The U.S. Postal Service is facing intense scrutiny from a federal court as the mailing agency defends its processing of ballots across the country, with a judge indicating he will call its chief executive to testify in the coming days.
USPS’ processing of ballots came under question on Election Day, as the agency scrambled to get a record number of absentee and mailed votes to election boards by state deadlines. A federal judge’s order to conduct “sweeps” of processing plants to ensure no ballots were left behind in areas that had struggled with mail delays sparked headlines, particularly after the judge censured postal management for failing to comply with his direction. That non-compliance led the judge, Emmet Sullivan of the U.S. District Court for the District of Columbia, to tell USPS he would soon ask Postmaster General Louis DeJoy to testify before him.

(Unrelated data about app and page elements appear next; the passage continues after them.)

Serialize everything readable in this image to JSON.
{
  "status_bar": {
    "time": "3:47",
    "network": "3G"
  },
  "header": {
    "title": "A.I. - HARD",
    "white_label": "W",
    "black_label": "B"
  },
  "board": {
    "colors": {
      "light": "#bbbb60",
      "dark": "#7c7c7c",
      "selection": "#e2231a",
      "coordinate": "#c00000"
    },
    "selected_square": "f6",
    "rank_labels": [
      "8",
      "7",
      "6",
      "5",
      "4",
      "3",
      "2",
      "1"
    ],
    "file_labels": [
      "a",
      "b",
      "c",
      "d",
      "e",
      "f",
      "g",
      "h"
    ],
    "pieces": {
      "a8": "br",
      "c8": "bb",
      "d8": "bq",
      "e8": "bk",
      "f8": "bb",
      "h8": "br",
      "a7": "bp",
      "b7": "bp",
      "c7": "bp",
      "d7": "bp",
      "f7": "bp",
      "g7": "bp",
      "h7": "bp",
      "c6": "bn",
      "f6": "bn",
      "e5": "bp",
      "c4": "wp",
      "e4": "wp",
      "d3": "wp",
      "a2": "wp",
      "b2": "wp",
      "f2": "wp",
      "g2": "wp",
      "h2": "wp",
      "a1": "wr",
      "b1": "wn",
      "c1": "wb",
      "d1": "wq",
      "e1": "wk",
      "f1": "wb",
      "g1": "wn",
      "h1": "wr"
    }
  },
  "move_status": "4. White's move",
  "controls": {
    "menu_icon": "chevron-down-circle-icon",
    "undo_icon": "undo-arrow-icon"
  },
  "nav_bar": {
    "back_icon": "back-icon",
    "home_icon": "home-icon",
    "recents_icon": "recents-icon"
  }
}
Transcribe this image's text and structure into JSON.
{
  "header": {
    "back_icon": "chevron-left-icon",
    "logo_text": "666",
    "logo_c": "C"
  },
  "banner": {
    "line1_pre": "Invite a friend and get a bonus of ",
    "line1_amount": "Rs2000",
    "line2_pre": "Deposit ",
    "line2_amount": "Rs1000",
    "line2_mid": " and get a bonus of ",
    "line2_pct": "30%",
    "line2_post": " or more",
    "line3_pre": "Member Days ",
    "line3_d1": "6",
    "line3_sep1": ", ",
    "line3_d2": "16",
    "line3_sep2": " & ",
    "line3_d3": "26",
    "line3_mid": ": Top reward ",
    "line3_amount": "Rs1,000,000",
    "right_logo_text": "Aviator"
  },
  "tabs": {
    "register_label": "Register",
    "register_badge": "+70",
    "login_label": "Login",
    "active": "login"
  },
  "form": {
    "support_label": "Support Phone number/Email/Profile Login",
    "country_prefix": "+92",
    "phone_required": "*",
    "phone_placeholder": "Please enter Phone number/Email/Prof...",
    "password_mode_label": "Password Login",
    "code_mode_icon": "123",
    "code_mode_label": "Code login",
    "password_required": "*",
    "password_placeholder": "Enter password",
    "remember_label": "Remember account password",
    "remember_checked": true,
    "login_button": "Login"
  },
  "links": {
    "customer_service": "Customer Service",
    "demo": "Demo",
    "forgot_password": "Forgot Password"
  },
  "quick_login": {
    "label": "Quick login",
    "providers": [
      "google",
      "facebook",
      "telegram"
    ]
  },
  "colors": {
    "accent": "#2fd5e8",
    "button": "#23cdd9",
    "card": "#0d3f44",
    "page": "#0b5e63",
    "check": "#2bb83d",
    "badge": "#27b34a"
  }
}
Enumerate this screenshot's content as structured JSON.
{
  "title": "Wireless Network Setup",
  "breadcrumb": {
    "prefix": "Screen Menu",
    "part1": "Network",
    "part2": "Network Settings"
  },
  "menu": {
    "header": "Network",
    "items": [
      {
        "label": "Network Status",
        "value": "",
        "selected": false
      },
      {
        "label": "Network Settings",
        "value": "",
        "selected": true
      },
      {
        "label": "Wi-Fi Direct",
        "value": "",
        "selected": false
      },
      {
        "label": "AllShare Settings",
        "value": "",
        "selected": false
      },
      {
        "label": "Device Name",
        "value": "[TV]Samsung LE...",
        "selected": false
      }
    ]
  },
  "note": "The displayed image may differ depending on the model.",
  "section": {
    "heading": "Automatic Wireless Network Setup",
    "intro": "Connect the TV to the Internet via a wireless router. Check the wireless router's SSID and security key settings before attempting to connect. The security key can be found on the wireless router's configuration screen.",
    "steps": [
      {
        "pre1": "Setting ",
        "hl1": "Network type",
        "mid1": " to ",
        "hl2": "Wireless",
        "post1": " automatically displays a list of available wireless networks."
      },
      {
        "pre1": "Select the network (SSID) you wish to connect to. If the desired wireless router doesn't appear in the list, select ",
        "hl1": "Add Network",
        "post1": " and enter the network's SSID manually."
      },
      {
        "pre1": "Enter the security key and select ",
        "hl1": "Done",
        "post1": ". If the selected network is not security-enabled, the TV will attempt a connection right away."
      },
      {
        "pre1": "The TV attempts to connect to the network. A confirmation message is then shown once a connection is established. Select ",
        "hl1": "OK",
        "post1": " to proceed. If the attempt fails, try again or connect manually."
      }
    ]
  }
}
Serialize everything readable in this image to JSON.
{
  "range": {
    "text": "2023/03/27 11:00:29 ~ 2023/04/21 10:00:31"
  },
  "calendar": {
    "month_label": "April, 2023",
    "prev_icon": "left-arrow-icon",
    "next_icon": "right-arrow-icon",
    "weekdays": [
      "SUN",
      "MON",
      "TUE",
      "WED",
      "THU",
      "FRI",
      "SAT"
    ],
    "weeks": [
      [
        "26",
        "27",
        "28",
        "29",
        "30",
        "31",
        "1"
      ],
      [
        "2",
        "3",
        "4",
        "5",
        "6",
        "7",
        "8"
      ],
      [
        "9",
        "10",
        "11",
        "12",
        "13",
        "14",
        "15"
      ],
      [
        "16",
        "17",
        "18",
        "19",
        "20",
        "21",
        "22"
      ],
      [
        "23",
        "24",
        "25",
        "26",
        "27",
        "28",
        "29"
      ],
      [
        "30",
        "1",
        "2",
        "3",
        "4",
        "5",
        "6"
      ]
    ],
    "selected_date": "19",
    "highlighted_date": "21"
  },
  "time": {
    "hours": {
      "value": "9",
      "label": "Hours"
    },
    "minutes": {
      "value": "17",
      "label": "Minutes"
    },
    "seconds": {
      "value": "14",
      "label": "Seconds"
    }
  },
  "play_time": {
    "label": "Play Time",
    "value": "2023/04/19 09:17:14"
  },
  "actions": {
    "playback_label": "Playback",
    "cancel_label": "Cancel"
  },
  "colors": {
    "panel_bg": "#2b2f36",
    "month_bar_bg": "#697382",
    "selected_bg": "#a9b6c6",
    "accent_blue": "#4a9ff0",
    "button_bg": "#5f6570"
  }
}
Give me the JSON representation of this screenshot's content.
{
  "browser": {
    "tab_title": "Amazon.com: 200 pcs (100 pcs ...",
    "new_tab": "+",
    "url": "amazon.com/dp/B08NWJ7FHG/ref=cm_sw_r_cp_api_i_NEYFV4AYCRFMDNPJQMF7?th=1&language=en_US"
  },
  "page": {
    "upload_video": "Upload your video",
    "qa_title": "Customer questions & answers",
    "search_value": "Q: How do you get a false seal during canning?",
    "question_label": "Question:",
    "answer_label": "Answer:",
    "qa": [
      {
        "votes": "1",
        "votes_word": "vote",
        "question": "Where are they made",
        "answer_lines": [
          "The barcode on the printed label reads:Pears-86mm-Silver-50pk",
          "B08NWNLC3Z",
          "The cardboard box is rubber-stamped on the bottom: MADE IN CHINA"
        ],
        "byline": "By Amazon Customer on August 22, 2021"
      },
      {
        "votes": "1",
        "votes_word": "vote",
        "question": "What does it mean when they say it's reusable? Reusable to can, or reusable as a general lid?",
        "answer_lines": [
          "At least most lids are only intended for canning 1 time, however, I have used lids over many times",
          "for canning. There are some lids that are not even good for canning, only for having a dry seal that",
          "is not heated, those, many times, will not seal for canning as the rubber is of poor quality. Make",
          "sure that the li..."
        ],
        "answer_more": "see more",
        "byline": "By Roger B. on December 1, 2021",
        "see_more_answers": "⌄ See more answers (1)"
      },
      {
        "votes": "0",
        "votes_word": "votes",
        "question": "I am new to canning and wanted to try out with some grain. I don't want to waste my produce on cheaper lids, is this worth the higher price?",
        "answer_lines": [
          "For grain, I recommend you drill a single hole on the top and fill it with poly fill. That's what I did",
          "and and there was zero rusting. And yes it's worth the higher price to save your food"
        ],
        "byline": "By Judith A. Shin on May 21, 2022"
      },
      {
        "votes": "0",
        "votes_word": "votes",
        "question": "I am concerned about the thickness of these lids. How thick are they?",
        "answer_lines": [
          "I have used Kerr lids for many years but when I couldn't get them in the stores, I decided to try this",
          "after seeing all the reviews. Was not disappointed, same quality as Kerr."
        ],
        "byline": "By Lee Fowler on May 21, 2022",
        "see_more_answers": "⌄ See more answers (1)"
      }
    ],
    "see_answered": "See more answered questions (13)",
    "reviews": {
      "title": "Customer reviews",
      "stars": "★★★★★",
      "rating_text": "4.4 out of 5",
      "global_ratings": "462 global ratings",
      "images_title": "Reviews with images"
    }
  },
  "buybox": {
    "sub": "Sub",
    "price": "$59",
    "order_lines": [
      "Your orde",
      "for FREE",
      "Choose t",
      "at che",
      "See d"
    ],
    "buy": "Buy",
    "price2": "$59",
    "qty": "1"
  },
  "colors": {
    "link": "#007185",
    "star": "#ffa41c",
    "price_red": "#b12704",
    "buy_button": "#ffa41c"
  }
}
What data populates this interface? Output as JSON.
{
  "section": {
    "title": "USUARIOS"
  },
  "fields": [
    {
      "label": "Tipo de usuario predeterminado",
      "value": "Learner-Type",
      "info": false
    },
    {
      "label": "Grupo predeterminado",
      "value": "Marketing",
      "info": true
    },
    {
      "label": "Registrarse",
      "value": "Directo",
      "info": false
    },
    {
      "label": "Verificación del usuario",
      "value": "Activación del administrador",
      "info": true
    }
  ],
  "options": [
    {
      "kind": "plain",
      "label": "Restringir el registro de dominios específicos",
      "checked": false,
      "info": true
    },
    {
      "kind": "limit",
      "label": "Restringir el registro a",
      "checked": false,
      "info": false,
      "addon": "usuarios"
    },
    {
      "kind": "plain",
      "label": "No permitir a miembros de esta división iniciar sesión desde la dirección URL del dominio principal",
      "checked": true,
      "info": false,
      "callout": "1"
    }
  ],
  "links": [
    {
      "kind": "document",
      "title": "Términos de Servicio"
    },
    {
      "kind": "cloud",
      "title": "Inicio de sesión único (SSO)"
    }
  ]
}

The Postal Service did conduct the sweeps, not just in the areas facing delays but at all 220 plants processing election mail, but it did so later in the day than the judge requested. Sullivan had ordered USPS to conduct sweeps by 3 p.m. on Tuesday, but postal management alerted the court after the deadline had passed it did so instead at 4 p.m. USPS said its inspectors who do the checking for ballots had other responsibilities on Tuesday and faced logistical hurdles to altering their schedules at the 11th hour.